Why else is Whisenhunt so sought after? Well, he is quite the Whis as an offensive play-caller. One of his strongest attributes is giving players confidence with his fearless play calling. Arguably the most notable example is from Super Bowl XL. In only his second year as Steelers OC, he called a wide receiver reverse pass mid-way through the 4th quarter. The Steelers were leading 14-10, but that 43-yard TD reception gave them an 11-point lead which they maintained until the end of the game. With all of the talented young players on the Chargers roster, it will be exciting to see what type of interesting plays Whisenhunt will design this season.
2. Josh McDaniels – New England Patriots

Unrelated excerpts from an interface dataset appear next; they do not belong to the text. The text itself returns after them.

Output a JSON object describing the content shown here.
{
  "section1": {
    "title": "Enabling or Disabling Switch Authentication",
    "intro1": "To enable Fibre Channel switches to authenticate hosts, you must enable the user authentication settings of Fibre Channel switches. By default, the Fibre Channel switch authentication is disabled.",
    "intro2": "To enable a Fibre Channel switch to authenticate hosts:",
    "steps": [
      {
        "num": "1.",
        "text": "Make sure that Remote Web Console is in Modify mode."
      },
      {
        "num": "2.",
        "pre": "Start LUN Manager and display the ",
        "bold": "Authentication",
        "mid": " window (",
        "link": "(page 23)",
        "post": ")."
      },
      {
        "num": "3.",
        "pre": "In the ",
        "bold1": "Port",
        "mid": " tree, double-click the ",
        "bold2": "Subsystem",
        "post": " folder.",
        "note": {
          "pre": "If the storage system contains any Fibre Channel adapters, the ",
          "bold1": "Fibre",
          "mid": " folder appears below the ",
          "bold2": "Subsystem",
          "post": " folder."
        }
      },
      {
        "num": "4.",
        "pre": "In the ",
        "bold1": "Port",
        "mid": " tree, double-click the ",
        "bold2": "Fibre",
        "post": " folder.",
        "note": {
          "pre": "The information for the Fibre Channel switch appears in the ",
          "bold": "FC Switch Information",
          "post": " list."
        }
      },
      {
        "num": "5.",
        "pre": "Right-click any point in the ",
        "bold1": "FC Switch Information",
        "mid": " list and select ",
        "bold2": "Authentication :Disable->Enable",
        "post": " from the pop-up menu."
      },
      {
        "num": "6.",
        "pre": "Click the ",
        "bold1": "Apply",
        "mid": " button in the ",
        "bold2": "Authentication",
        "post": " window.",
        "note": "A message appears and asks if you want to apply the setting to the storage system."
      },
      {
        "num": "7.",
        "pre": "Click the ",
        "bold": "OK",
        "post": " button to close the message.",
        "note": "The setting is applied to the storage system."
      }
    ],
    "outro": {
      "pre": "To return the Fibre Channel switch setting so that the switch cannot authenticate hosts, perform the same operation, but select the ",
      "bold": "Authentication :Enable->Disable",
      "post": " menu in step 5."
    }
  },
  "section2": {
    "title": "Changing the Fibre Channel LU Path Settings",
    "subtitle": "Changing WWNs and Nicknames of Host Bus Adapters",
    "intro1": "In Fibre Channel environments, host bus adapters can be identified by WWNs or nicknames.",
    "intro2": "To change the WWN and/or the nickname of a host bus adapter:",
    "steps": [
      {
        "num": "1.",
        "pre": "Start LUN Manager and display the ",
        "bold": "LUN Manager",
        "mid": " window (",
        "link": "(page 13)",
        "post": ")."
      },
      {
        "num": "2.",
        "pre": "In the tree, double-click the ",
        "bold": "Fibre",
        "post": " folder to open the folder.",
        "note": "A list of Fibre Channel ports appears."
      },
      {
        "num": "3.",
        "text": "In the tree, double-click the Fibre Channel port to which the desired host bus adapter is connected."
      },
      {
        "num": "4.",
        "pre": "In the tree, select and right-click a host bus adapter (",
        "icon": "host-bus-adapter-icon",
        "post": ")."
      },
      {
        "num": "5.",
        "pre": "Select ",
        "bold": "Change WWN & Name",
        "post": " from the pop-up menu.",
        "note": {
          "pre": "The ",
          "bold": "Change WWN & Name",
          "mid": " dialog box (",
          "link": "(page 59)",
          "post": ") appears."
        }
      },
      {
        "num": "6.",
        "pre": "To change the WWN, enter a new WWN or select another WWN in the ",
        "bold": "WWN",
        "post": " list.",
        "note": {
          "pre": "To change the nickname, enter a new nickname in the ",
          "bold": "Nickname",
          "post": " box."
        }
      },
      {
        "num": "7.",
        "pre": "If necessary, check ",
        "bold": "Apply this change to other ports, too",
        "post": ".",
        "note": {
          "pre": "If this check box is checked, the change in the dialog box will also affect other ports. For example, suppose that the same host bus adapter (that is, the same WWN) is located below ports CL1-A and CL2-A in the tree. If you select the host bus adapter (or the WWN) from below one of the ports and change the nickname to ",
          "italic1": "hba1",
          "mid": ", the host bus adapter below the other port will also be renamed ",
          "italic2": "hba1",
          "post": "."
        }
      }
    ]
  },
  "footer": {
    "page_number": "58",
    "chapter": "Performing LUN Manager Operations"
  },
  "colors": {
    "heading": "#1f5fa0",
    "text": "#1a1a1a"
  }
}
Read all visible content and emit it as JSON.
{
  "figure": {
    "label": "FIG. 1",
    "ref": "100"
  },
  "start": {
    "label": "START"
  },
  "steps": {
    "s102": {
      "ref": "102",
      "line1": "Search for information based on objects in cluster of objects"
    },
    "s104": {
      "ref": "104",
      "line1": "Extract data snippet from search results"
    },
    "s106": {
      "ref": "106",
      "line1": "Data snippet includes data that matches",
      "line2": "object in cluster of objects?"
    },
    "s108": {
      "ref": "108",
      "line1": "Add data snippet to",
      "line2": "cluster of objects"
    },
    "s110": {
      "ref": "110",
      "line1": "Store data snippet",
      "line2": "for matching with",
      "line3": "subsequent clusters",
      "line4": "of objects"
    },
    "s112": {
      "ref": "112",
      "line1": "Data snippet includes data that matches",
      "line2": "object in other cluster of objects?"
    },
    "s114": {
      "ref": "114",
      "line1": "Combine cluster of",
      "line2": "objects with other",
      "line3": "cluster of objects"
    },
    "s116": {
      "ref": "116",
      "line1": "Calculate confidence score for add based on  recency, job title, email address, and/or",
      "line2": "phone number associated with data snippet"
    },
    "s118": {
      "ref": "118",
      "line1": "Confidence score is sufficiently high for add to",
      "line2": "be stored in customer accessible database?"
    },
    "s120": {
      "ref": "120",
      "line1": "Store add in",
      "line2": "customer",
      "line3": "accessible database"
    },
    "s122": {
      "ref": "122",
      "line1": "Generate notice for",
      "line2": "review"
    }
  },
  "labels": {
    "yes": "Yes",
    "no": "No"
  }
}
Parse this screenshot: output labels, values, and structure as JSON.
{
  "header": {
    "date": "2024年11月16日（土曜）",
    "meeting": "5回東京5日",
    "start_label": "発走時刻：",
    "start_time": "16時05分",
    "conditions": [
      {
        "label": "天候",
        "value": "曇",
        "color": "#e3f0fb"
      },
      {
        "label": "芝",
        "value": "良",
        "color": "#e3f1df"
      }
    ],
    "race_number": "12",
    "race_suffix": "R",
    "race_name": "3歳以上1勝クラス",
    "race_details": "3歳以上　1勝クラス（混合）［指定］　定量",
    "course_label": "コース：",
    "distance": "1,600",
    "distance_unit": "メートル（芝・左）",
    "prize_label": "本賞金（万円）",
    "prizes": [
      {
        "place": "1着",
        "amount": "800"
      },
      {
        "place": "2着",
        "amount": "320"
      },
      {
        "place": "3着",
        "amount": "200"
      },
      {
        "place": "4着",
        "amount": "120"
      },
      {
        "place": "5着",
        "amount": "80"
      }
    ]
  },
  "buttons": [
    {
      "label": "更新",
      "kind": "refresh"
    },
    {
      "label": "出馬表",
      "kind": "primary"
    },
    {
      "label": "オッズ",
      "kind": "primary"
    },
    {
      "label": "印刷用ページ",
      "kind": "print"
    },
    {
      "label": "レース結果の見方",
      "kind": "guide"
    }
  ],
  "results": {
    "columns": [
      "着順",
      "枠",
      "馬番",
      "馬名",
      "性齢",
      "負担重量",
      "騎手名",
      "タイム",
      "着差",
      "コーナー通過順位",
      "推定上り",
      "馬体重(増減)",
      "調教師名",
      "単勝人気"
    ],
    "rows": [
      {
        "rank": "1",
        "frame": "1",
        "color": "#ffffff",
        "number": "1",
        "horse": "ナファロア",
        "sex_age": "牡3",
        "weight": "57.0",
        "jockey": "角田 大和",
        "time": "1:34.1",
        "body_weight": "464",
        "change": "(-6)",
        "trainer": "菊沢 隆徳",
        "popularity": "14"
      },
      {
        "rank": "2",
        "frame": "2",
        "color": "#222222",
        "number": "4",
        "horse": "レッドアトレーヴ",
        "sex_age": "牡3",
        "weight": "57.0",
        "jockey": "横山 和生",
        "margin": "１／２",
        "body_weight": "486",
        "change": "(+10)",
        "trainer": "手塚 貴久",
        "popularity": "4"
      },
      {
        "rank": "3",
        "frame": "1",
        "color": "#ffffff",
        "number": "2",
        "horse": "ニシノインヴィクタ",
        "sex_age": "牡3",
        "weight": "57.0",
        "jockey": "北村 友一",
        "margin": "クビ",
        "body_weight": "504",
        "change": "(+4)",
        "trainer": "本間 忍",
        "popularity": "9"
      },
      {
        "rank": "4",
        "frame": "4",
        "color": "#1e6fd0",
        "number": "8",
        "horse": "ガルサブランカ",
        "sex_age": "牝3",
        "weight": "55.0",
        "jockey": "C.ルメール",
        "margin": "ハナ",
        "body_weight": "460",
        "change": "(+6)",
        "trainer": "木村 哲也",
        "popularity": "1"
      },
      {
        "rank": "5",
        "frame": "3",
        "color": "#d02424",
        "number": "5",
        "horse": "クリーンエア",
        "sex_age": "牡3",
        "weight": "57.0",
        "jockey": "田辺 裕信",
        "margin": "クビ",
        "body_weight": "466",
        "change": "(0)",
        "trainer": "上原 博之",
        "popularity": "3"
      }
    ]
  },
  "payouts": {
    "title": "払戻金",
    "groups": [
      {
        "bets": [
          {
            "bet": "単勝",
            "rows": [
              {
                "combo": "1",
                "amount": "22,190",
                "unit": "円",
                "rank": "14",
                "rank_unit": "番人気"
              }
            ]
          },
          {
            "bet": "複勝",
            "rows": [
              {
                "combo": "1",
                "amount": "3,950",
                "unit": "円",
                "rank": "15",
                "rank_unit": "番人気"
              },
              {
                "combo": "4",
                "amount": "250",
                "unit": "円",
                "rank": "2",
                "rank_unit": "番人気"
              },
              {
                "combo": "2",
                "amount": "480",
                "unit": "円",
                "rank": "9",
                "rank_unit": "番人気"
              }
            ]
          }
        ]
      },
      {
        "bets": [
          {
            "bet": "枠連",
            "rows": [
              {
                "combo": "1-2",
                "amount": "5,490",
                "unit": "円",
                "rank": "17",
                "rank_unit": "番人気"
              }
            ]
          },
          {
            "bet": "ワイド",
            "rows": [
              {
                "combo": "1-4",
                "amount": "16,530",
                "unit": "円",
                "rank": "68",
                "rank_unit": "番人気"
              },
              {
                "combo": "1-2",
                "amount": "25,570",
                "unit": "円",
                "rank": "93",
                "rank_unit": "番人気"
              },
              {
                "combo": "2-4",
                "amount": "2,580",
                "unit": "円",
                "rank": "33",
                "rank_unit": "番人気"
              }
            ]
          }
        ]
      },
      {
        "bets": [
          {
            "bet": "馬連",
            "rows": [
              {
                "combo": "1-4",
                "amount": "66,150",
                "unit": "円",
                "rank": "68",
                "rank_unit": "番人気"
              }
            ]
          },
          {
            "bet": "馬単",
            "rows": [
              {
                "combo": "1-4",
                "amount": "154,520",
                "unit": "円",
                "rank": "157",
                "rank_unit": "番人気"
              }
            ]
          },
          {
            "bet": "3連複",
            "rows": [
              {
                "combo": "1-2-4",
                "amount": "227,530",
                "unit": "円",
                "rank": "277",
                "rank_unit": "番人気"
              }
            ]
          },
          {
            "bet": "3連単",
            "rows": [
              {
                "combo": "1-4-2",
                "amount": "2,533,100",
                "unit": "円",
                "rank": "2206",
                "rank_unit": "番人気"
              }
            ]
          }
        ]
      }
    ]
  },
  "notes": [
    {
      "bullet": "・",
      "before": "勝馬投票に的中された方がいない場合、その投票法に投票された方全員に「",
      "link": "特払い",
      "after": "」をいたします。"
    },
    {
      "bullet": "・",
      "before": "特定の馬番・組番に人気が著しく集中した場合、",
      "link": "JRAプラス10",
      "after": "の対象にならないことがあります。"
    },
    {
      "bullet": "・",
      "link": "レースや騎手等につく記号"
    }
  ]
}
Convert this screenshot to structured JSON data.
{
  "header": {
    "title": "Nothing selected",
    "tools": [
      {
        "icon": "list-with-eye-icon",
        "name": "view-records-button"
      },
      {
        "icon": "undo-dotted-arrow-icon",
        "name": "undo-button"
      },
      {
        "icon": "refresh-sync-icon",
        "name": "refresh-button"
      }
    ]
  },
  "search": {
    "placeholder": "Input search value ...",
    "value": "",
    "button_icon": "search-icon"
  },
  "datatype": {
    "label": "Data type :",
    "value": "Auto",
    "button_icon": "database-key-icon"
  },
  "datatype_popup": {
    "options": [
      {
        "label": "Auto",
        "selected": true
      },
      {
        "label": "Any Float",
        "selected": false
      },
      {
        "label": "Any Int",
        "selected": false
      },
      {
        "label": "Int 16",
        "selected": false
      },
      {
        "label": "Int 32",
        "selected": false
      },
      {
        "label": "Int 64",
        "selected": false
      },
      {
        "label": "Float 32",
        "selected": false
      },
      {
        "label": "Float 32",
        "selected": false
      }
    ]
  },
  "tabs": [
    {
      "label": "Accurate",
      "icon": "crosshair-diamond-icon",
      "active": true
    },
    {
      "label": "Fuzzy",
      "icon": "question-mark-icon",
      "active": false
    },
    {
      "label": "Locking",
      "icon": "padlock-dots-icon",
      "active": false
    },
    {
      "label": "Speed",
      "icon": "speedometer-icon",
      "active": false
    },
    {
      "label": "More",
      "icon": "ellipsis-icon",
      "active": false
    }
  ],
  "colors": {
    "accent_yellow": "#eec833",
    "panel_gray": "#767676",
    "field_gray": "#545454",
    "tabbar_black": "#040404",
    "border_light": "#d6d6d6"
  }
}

Josh McDaniels is one of the more creative play callers of our time and he deserves all the credit in the world. The way he can turn a non-athletic receiver into a serious weapon still gets people wondering how he does it. Tom Brady won his 3rd MVP in 2017 and 2nd with McDaniels. The Patriots run game was also lethal last year with Dion Lewis averaging 5 yards a carry.
McDaniels still gets the criticism of “what he’s done without Tom Brady” which is valid because he’s had unsuccessful runs with other teams like the Broncos and Rams. But there is no question he is still one of the best offensive minds in the game right now, if not ever, with his resume.
1. Kyle Shanahan – San Francisco 49ers
At 38 years old, Kyle Shanahan has already accomplished so much. In 2006, at the age of 26, he was hired to be the Houston Texans Wide Receivers Coach, becoming the youngest positional coach in the NFL. He eventually became the team’s Offensive Coordinator in 2008. In his two seasons on the job, Houston finished 3rd and 4th in total yards.
He then spent four seasons working as OC in Washington with mixed results. The most success he found there was in 2012, Robert Griffin III‘s incredible rookie season. Shanahan spent 2014 as the Clevland Browns OC followed by a 2-year stint in Atlanta. The Falcons and their QB Matt Ryan found unprecedented success in 2016 by finishing 1st in points scored, and 2nd in total yards and making it to the Super Bowl. Last year he began his tenure as Head Coach/Offensive Coordinator of the San Francisco 49ers.
Why is Shanahan #1 on this list? Yes, part of why 2012 was so successful for Washington was RG3’s talent. But it also takes great coaching and play-calling to best utilize that talent. Shanahan installed the zone-read offense where the decision to run or pass is based upon what the defense was doing. Sound familiar? The Philidelphia Eagles ran a very similar offense all the way to a Super Bowl victory a few months back. This type of offense requires a quarterback to be able to make lightning-quick decisions. Shanahan is a great teacher who is able to instill that skill.
Another element to Shanahan’s coaching is his ability to tailor offensive plays to his players’ skill sets. The most obvious example is how the Falcons running backs were used. Tevin Coleman is an explosive athlete but he is not as good at reading blocks than say, his teammate Devonta Freeman. While most of Freeman’s carries were between the tackles, Coleman was used in space more often.
With an entire offseason to work with QB Jimmy Garoppolo, it will be interesting to see how Shanahan calls the 49ers offense in 2018. Thank you for reading, and enjoy the upcoming season.